Count the lines in the entries that contain "this". Say the number and nothing more.
Segment Start: Source information
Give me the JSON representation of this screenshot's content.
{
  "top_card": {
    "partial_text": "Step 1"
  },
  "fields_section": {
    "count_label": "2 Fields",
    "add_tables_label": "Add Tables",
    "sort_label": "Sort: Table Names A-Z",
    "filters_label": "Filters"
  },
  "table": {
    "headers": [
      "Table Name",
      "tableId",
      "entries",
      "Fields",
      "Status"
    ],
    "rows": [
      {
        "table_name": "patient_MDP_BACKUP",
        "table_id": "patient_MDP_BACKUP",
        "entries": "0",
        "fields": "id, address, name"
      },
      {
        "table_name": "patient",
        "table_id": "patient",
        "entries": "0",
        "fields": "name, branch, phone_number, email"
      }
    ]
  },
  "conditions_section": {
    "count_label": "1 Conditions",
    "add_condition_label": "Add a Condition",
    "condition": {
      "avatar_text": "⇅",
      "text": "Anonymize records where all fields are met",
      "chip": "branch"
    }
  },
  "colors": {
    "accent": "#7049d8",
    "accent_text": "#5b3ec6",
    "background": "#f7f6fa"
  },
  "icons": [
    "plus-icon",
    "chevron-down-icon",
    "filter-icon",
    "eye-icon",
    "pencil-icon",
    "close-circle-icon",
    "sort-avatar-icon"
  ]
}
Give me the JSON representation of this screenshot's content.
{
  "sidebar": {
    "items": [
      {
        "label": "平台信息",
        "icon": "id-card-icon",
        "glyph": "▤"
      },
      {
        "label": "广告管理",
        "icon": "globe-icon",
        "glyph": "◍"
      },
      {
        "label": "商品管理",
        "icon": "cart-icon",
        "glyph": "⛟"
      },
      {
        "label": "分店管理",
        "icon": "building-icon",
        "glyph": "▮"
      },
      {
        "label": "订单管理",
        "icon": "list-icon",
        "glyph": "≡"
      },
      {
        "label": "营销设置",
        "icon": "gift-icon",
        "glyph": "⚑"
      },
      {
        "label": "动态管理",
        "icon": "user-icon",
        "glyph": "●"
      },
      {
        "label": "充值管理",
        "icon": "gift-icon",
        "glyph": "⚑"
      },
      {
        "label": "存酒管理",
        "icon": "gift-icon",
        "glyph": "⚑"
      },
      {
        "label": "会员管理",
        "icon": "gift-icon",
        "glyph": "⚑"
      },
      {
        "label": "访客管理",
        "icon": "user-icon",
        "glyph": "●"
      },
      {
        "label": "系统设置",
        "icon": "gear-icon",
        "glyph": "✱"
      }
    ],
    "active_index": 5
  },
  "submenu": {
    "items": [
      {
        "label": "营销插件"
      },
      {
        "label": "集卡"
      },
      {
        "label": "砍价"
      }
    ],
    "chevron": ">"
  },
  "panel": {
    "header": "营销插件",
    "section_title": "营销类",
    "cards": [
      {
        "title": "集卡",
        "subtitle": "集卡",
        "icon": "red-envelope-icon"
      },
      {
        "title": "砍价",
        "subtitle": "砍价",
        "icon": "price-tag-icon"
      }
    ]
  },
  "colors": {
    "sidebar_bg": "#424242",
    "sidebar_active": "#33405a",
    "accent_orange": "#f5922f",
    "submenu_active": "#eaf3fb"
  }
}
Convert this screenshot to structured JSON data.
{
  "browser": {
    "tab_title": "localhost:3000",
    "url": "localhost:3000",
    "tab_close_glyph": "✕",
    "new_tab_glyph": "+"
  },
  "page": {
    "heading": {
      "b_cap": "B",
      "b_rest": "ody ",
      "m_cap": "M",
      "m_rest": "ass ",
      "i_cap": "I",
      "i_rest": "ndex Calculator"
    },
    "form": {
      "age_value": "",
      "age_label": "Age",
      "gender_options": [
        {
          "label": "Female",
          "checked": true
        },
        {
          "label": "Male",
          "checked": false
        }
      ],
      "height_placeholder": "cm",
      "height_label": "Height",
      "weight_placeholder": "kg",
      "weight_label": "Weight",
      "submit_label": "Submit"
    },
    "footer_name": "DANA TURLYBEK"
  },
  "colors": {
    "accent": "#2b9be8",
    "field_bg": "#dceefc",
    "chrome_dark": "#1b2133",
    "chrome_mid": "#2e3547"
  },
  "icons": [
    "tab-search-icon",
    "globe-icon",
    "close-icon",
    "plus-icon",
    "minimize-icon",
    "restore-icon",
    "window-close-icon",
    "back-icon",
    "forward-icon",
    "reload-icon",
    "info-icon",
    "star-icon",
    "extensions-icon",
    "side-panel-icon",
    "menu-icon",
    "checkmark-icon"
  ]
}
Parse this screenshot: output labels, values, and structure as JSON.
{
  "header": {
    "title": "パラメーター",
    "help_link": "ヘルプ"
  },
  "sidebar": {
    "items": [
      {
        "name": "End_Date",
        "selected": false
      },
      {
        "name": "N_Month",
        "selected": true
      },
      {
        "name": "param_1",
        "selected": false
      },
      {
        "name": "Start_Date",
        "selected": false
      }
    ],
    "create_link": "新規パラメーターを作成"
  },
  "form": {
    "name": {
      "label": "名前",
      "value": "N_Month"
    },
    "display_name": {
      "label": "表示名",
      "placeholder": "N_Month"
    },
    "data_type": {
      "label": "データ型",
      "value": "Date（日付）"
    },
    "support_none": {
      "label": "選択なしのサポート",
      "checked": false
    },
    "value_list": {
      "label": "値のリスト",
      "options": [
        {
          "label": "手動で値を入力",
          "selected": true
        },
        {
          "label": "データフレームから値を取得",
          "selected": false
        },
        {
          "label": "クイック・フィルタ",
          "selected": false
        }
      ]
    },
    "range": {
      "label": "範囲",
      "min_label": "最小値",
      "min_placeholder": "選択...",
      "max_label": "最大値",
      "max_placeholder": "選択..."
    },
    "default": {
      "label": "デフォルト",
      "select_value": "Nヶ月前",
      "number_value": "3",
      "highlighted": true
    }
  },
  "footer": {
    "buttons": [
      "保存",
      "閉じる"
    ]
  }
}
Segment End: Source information
● Answer for the task: 4